Problem details:
Output every line of the data exactly as it appears.

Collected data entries
[Start of section]
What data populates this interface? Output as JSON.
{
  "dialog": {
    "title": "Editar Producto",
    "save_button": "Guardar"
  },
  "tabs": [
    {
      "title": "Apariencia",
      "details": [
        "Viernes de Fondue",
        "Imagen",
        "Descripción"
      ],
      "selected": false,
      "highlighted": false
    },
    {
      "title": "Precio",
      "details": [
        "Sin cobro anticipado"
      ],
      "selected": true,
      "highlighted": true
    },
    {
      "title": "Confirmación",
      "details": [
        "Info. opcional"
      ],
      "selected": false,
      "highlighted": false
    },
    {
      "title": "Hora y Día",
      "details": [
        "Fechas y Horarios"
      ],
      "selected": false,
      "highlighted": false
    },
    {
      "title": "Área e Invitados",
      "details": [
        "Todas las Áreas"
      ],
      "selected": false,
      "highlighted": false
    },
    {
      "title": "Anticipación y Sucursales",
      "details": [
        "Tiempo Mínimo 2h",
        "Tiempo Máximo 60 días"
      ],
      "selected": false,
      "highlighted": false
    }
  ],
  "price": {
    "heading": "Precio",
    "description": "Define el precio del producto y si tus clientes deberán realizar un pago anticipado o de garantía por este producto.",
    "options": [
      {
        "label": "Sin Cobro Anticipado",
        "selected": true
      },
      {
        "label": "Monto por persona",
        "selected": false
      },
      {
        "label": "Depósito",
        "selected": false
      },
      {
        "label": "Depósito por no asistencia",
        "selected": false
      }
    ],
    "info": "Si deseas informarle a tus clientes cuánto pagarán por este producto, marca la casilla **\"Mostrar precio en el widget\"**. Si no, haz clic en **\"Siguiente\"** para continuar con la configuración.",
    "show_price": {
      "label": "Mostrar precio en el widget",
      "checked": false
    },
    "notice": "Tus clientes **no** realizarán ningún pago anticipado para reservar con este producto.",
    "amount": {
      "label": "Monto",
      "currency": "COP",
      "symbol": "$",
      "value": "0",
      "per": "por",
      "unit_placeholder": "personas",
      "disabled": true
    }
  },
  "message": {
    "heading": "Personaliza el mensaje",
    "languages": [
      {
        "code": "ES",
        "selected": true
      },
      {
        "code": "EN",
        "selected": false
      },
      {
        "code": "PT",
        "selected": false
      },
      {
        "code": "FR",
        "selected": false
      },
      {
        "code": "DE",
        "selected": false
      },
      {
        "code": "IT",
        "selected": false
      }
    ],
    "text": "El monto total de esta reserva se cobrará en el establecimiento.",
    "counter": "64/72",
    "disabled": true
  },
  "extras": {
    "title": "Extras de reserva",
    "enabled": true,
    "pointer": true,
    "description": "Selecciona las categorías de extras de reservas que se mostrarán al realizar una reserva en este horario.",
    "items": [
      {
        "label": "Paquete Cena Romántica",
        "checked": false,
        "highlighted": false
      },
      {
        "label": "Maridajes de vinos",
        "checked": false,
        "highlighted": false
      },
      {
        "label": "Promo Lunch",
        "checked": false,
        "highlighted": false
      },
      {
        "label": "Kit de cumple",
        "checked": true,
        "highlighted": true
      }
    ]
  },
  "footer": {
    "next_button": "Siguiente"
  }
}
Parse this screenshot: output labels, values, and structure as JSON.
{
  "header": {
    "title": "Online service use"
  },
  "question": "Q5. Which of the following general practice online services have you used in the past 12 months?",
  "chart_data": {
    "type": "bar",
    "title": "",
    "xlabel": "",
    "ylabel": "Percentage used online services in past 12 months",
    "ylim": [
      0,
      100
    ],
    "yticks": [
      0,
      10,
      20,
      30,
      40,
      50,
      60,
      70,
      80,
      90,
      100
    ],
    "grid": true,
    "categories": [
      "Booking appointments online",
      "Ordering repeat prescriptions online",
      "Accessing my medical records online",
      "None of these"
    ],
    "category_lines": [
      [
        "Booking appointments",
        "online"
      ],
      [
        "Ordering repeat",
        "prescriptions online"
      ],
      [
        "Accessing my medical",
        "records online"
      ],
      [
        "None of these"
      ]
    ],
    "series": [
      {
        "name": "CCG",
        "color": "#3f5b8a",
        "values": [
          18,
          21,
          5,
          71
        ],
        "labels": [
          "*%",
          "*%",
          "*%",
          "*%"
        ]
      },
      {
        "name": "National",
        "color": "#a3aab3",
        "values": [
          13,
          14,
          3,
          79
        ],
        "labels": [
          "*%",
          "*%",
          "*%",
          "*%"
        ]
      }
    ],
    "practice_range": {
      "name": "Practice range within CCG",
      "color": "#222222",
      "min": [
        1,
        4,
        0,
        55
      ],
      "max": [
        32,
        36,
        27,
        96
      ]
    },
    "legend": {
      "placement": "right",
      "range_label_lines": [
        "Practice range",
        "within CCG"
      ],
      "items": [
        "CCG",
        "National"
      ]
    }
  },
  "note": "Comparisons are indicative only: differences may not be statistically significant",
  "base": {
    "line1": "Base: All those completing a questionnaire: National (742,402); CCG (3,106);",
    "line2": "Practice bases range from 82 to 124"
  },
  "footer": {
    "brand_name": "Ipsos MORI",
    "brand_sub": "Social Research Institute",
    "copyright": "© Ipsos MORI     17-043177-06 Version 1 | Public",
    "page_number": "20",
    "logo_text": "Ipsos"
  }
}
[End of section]
Task answer:
What data populates this interface? Output as JSON.
{
  "dialog": {
    "title": "Editar Producto",
    "save_button": "Guardar"
  },
  "tabs": [
    {
      "title": "Apariencia",
      "details": [
        "Viernes de Fondue",
        "Imagen",
        "Descripción"
      ],
      "selected": false,
      "highlighted": false
    },
    {
      "title": "Precio",
      "details": [
        "Sin cobro anticipado"
      ],
      "selected": true,
      "highlighted": true
    },
    {
      "title": "Confirmación",
      "details": [
        "Info. opcional"
      ],
      "selected": false,
      "highlighted": false
    },
    {
      "title": "Hora y Día",
      "details": [
        "Fechas y Horarios"
      ],
      "selected": false,
      "highlighted": false
    },
    {
      "title": "Área e Invitados",
      "details": [
        "Todas las Áreas"
      ],
      "selected": false,
      "highlighted": false
    },
    {
      "title": "Anticipación y Sucursales",
      "details": [
        "Tiempo Mínimo 2h",
        "Tiempo Máximo 60 días"
      ],
      "selected": false,
      "highlighted": false
    }
  ],
  "price": {
    "heading": "Precio",
    "description": "Define el precio del producto y si tus clientes deberán realizar un pago anticipado o de garantía por este producto.",
    "options": [
      {
        "label": "Sin Cobro Anticipado",
        "selected": true
      },
      {
        "label": "Monto por persona",
        "selected": false
      },
      {
        "label": "Depósito",
        "selected": false
      },
      {
        "label": "Depósito por no asistencia",
        "selected": false
      }
    ],
    "info": "Si deseas informarle a tus clientes cuánto pagarán por este producto, marca la casilla **\"Mostrar precio en el widget\"**. Si no, haz clic en **\"Siguiente\"** para continuar con la configuración.",
    "show_price": {
      "label": "Mostrar precio en el widget",
      "checked": false
    },
    "notice": "Tus clientes **no** realizarán ningún pago anticipado para reservar con este producto.",
    "amount": {
      "label": "Monto",
      "currency": "COP",
      "symbol": "$",
      "value": "0",
      "per": "por",
      "unit_placeholder": "personas",
      "disabled": true
    }
  },
  "message": {
    "heading": "Personaliza el mensaje",
    "languages": [
      {
        "code": "ES",
        "selected": true
      },
      {
        "code": "EN",
        "selected": false
      },
      {
        "code": "PT",
        "selected": false
      },
      {
        "code": "FR",
        "selected": false
      },
      {
        "code": "DE",
        "selected": false
      },
      {
        "code": "IT",
        "selected": false
      }
    ],
    "text": "El monto total de esta reserva se cobrará en el establecimiento.",
    "counter": "64/72",
    "disabled": true
  },
  "extras": {
    "title": "Extras de reserva",
    "enabled": true,
    "pointer": true,
    "description": "Selecciona las categorías de extras de reservas que se mostrarán al realizar una reserva en este horario.",
    "items": [
      {
        "label": "Paquete Cena Romántica",
        "checked": false,
        "highlighted": false
      },
      {
        "label": "Maridajes de vinos",
        "checked": false,
        "highlighted": false
      },
      {
        "label": "Promo Lunch",
        "checked": false,
        "highlighted": false
      },
      {
        "label": "Kit de cumple",
        "checked": true,
        "highlighted": true
      }
    ]
  },
  "footer": {
    "next_button": "Siguiente"
  }
}
Parse this screenshot: output labels, values, and structure as JSON.
{
  "header": {
    "title": "Online service use"
  },
  "question": "Q5. Which of the following general practice online services have you used in the past 12 months?",
  "chart_data": {
    "type": "bar",
    "title": "",
    "xlabel": "",
    "ylabel": "Percentage used online services in past 12 months",
    "ylim": [
      0,
      100
    ],
    "yticks": [
      0,
      10,
      20,
      30,
      40,
      50,
      60,
      70,
      80,
      90,
      100
    ],
    "grid": true,
    "categories": [
      "Booking appointments online",
      "Ordering repeat prescriptions online",
      "Accessing my medical records online",
      "None of these"
    ],
    "category_lines": [
      [
        "Booking appointments",
        "online"
      ],
      [
        "Ordering repeat",
        "prescriptions online"
      ],
      [
        "Accessing my medical",
        "records online"
      ],
      [
        "None of these"
      ]
    ],
    "series": [
      {
        "name": "CCG",
        "color": "#3f5b8a",
        "values": [
          18,
          21,
          5,
          71
        ],
        "labels": [
          "*%",
          "*%",
          "*%",
          "*%"
        ]
      },
      {
        "name": "National",
        "color": "#a3aab3",
        "values": [
          13,
          14,
          3,
          79
        ],
        "labels": [
          "*%",
          "*%",
          "*%",
          "*%"
        ]
      }
    ],
    "practice_range": {
      "name": "Practice range within CCG",
      "color": "#222222",
      "min": [
        1,
        4,
        0,
        55
      ],
      "max": [
        32,
        36,
        27,
        96
      ]
    },
    "legend": {
      "placement": "right",
      "range_label_lines": [
        "Practice range",
        "within CCG"
      ],
      "items": [
        "CCG",
        "National"
      ]
    }
  },
  "note": "Comparisons are indicative only: differences may not be statistically significant",
  "base": {
    "line1": "Base: All those completing a questionnaire: National (742,402); CCG (3,106);",
    "line2": "Practice bases range from 82 to 124"
  },
  "footer": {
    "brand_name": "Ipsos MORI",
    "brand_sub": "Social Research Institute",
    "copyright": "© Ipsos MORI     17-043177-06 Version 1 | Public",
    "page_number": "20",
    "logo_text": "Ipsos"
  }
}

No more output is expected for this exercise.